While some patients may do an online search or ask their treating physician, often patients consider the clinical trial as a last resort – when current treatment options are not working. 

The equation needs to be flipped. Sponsors need to understand where their specific patient population may exist in medical practices.  For example, if a drug manufacturer is considering a trial for its first in class treatment but needs to identify naïve or newly diagnosed patients with specific biomarkers, relaying on the internet or the recommendations from health care providers for enrollment may prove costly and extend the study’s timeframe.

With data available today through EMRs, manufacturers can access analytics drawn from practices or health care setting who treat the specific patient population, streamlining the enrollment process.  Non-identifiable data can be extracted from practice data showing those providers who show a tendency for treating those specific patients.   

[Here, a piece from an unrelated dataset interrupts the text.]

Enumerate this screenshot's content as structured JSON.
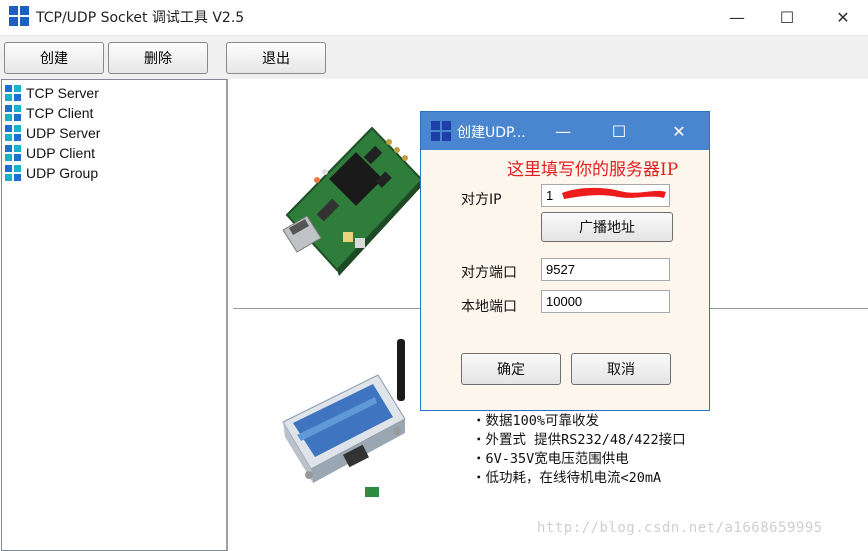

Matching those practices and providers to your needed subjects and making the enrollment and screening processes more efficient, will lead to a reduced overall timeline. It’s essential to have those insights to quickly identify your potential subjects and supply the providers with accurate information about your trial and the inclusion/exclusion criteria.
 
1. The Role of Clinical Trial Participation in Cancer Research: Barriers, Evidence, and Strategies; Joseph M. Unger, PhD, Elise Cook, MD, Eric Tai, MD, and Archie Bleyer, MD https://ascopubs.org/doi/abs/10.1200/EDBK_156686